The Panel: Catherine Atkinson, Deeba Syed, Ava Etamadzadeh and Jess Phillips MP
SLL and Fabian Society members met on the evening of Monday 2 July to discuss policy ideas to combat and investigate sexual harassment both as a future Labour government.
SLL Secretary, employment barrister and PPC for Erewash, Catherine Atkinson, opened the meeting by setting out the legal framework. Sexual Harassment is defined in the Equality Act 2010 as unwanted conduct of a sexual nature and with the purpose or effect of either violating the target’s privacy or creating an intimidating, hostile, degrading, humiliating or offensive environment for that person. The test includes the target’s own perception but is broadly objective, asking whether that perception was reasonable. Catherine noted that the same principle applies to harassment targeted at any other ‘protected characteristic’ (i.e. age, disability, gender reassignment, race, religion or belief, sex or sexual orientation). Further, the Protection from Harassment Act 1997 creates a criminal offence of deliberate harassment (again tested objectively) and a civil remedy of damages for victims of that offence, with injunctions available in the interim.
The biggest frustration with the current law is the time limit: 3 months in employment claims. This can be debarring and there is growing consensus on the need for change. Secondly, employers are currently under no duty to take preventative steps to prevent harassment. A form of ‘vicarious liability’ would assist but should be extended to include interns and volunteers.
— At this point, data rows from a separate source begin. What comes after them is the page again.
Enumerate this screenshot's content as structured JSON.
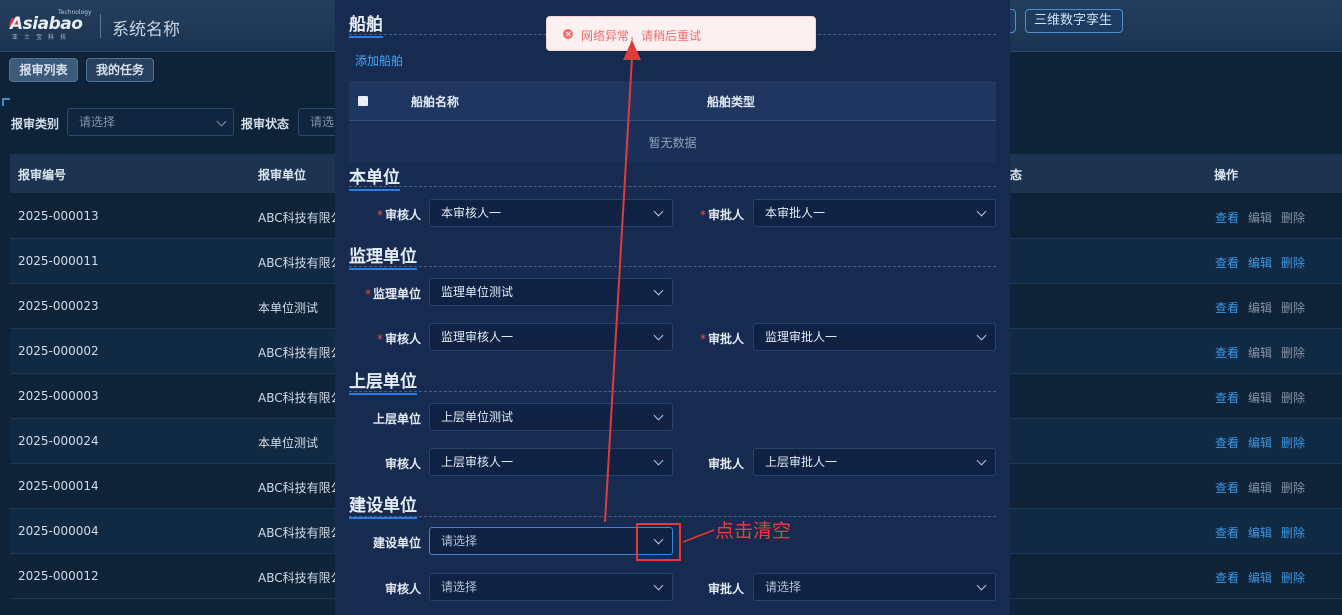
{
  "header": {
    "logo_text": "Asiabao",
    "logo_tech": "Technology",
    "logo_sub": "亚士宝科技",
    "system_title": "系统名称",
    "twin_button": "三维数字孪生"
  },
  "tabs": [
    {
      "label": "报审列表"
    },
    {
      "label": "我的任务"
    }
  ],
  "filters": {
    "type_label": "报审类别",
    "type_placeholder": "请选择",
    "status_label": "报审状态",
    "status_placeholder": "请选"
  },
  "table": {
    "headers": {
      "code": "报审编号",
      "unit": "报审单位",
      "status": "态",
      "ops": "操作"
    },
    "rows": [
      {
        "code": "2025-000013",
        "unit": "ABC科技有限公",
        "status": "",
        "edit_active": false
      },
      {
        "code": "2025-000011",
        "unit": "ABC科技有限公",
        "status": "",
        "edit_active": true
      },
      {
        "code": "2025-000023",
        "unit": "本单位测试",
        "status": "",
        "edit_active": false
      },
      {
        "code": "2025-000002",
        "unit": "ABC科技有限公",
        "status": "",
        "edit_active": false
      },
      {
        "code": "2025-000003",
        "unit": "ABC科技有限公",
        "status": "",
        "edit_active": false
      },
      {
        "code": "2025-000024",
        "unit": "本单位测试",
        "status": "",
        "edit_active": true
      },
      {
        "code": "2025-000014",
        "unit": "ABC科技有限公",
        "status": "",
        "edit_active": false
      },
      {
        "code": "2025-000004",
        "unit": "ABC科技有限公",
        "status": "",
        "edit_active": true
      },
      {
        "code": "2025-000012",
        "unit": "ABC科技有限公",
        "status": "",
        "edit_active": true
      }
    ],
    "actions": {
      "view": "查看",
      "edit": "编辑",
      "delete": "删除"
    }
  },
  "modal": {
    "ship_section": {
      "title": "船舶",
      "add_link": "添加船舶",
      "col_name": "船舶名称",
      "col_type": "船舶类型",
      "empty": "暂无数据"
    },
    "own_unit": {
      "title": "本单位",
      "reviewer_label": "审核人",
      "reviewer_value": "本审核人一",
      "approver_label": "审批人",
      "approver_value": "本审批人一"
    },
    "supervision": {
      "title": "监理单位",
      "unit_label": "监理单位",
      "unit_value": "监理单位测试",
      "reviewer_label": "审核人",
      "reviewer_value": "监理审核人一",
      "approver_label": "审批人",
      "approver_value": "监理审批人一"
    },
    "upper": {
      "title": "上层单位",
      "unit_label": "上层单位",
      "unit_value": "上层单位测试",
      "reviewer_label": "审核人",
      "reviewer_value": "上层审核人一",
      "approver_label": "审批人",
      "approver_value": "上层审批人一"
    },
    "construction": {
      "title": "建设单位",
      "unit_label": "建设单位",
      "unit_value": "请选择",
      "reviewer_label": "审核人",
      "reviewer_value": "请选择",
      "approver_label": "审批人",
      "approver_value": "请选择"
    }
  },
  "toast": {
    "message": "网络异常，请稍后重试",
    "color": "#f56c6c"
  },
  "annotation": {
    "text": "点击清空",
    "color": "#e23a3a"
  }
}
Catherine pointed to the recommendations of the EHRC report ‘Ending sexual harassment at work‘: 1) extending the limitation period to 6 months; 2) introducing interim relief; and 3) allowing tribunals to make recommendations for future good practice.
Deeba Syed questioned why SH seems so prevalent currently (including reports within the Labour Party)? Jess Phillips, MP for Birmingham Yardley, suggested that the problem cuts across politics and centres on the exploitation of power dynamics. Young people eager for a career in politics are easy to take advantage of. Catherine Atkinson pointed out that the legal world must get its house in order: BSB and Law Society stats show a large-scale problem which is unsurprising given the huge differences in power between partner and trainee or QC and pupil. On a wider scale, the modern ‘gig economy’ is a breeding ground for abuse of power, as are unpaid internships and volunteering.
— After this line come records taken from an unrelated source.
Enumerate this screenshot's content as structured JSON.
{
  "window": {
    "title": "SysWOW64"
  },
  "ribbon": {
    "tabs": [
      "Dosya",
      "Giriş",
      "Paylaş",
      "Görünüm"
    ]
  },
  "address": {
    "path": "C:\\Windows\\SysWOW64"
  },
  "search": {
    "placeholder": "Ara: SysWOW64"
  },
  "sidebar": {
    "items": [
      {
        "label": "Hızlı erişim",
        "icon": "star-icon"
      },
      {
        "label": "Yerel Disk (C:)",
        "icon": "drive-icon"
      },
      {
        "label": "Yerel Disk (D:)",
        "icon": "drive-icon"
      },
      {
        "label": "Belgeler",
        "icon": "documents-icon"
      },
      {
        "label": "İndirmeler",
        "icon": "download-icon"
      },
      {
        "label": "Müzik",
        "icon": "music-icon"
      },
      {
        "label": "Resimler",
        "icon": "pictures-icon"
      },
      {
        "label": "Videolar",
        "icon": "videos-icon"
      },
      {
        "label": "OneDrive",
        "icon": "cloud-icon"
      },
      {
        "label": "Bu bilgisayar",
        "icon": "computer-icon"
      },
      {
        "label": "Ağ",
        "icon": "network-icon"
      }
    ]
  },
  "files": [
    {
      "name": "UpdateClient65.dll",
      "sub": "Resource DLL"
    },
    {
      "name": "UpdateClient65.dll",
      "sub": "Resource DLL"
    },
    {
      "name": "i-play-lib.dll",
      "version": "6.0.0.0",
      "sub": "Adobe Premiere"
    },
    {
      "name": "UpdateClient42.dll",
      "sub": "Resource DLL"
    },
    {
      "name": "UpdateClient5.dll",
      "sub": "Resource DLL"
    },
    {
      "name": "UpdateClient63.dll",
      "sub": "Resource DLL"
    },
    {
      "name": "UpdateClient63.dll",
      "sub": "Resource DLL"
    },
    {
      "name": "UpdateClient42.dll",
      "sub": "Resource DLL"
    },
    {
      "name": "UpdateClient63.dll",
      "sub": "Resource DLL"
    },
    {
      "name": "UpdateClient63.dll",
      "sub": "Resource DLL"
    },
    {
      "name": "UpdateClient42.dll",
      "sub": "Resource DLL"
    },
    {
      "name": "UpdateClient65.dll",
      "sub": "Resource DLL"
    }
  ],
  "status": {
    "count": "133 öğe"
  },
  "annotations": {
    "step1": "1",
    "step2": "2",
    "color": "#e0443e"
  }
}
Ava Etamadzadeh told us about the accusations of sexual harassment she has made, beginning by explaining how the imbalance of power between politician and student can feel overwhelming. She first complained in 2014 and then complained again in September 2017, after the announcement of the party’s new policy. Her disappointments with the procedure were 1) the delay: she still has not received a date for a hearing of her application; 2) lack of clarity: no legal representation or clear explanation of the procedure; 3) lack of independence (the NEC are tasked with investigating their friends and colleagues); 4) lack of specialism in the investigation. She recommended mandatory training for young people working in politics and clear policies and procedures for dealing with harassment.
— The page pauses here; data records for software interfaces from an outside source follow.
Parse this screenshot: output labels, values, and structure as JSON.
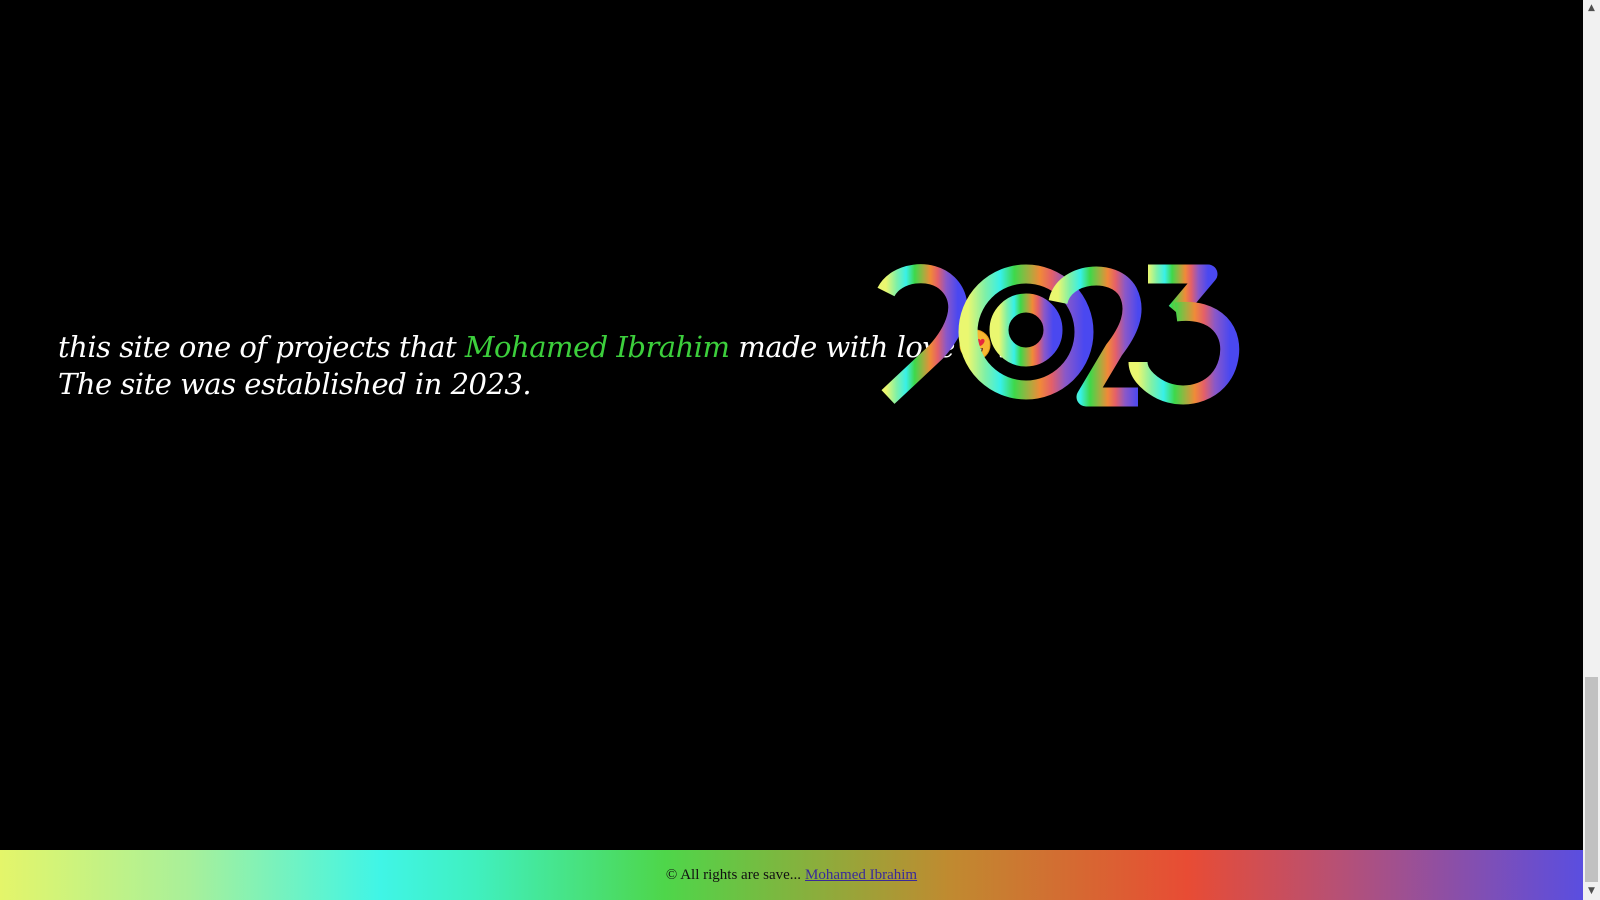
{
  "about": {
    "line1_prefix": "this site one of projects that ",
    "author_name": "Mohamed Ibrahim",
    "line1_suffix": " made with love",
    "line1_end": ".",
    "line2": "The site was established in 2023."
  },
  "emoji": {
    "icon": "heart-eyes-emoji-icon"
  },
  "logo": {
    "text": "2023",
    "icon": "year-2023-gradient-logo"
  },
  "footer": {
    "copyright": "© All rights are save...",
    "author_link": "Mohamed Ibrahim"
  },
  "scrollbar": {
    "up_arrow": "▲",
    "down_arrow": "▼"
  },
  "colors": {
    "background": "#000000",
    "text": "#ffffff",
    "author_name": "#3ccf3c",
    "footer_link": "#3a2a9a"
  }
}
Jess Phillips MP decried the Party’s lack of response to sexual harassment as a dereliction of duty: we must get our house in order, then Parliament as a whole. She outlined the Inquiry into Sexual Harassment’s plan for a potential independent Parliamentary probe into sexual harassment, to be overseen by the Parliamentary standards committee. The decision-making panel would include lay people, whose voices would be hard to ignore. She hoped to include a power to remove an MP from their seat in the most extreme cases. Attendees pointed out that Parliamentary staff are frequently employed by their MP: for Jess this is an outdated system that does not reflect the reality of the relationship, as well as an unnecessary bother for MPs!
Will improved policies end sexual harassment? Perhaps not, but they ought to improve access to a remedy. For that matter, Catherine pointed out Labour’s role in campaigning for claimants to have genuine Access to Justice, advice centres and to the Courts. It’s more likely the long-term solution will require wider cultural change, but the first thing the Labour Party can do is to crack down on misogyny in our own institution. We heard about CLP and council meetings that can feel like an oppressive and sexist environment. Jess is confident this issue is on Jennie Forby’s agenda and that the party will make progress in the coming months. Catherine expressed the hope that Labour could spearhead the best example, but in the meantime calls that we are the pot calling the kettle black shouldn’t stop us aspiring for better policies to address the wider problem of sexual harassment in the workplace to implement once in government.
What can members of SLL do in the meantime? 1) Help plan our policies for Jess and other ministers; 2) Sign Ava’s petition for an independent Party complaints system 3) Pass @LabourWomensNet‘s CLP motion: https://bit.ly/2KpwXGeand 4) Call out sexual harassment when you see it: Jess asked us to learn to enjoy those awkward conversations!
For information about the Society of Labour Lawyers, Young Labour Lawyers or the Fabian Women’s Network, please contact Deeba Syed at firstname.lastname@example.org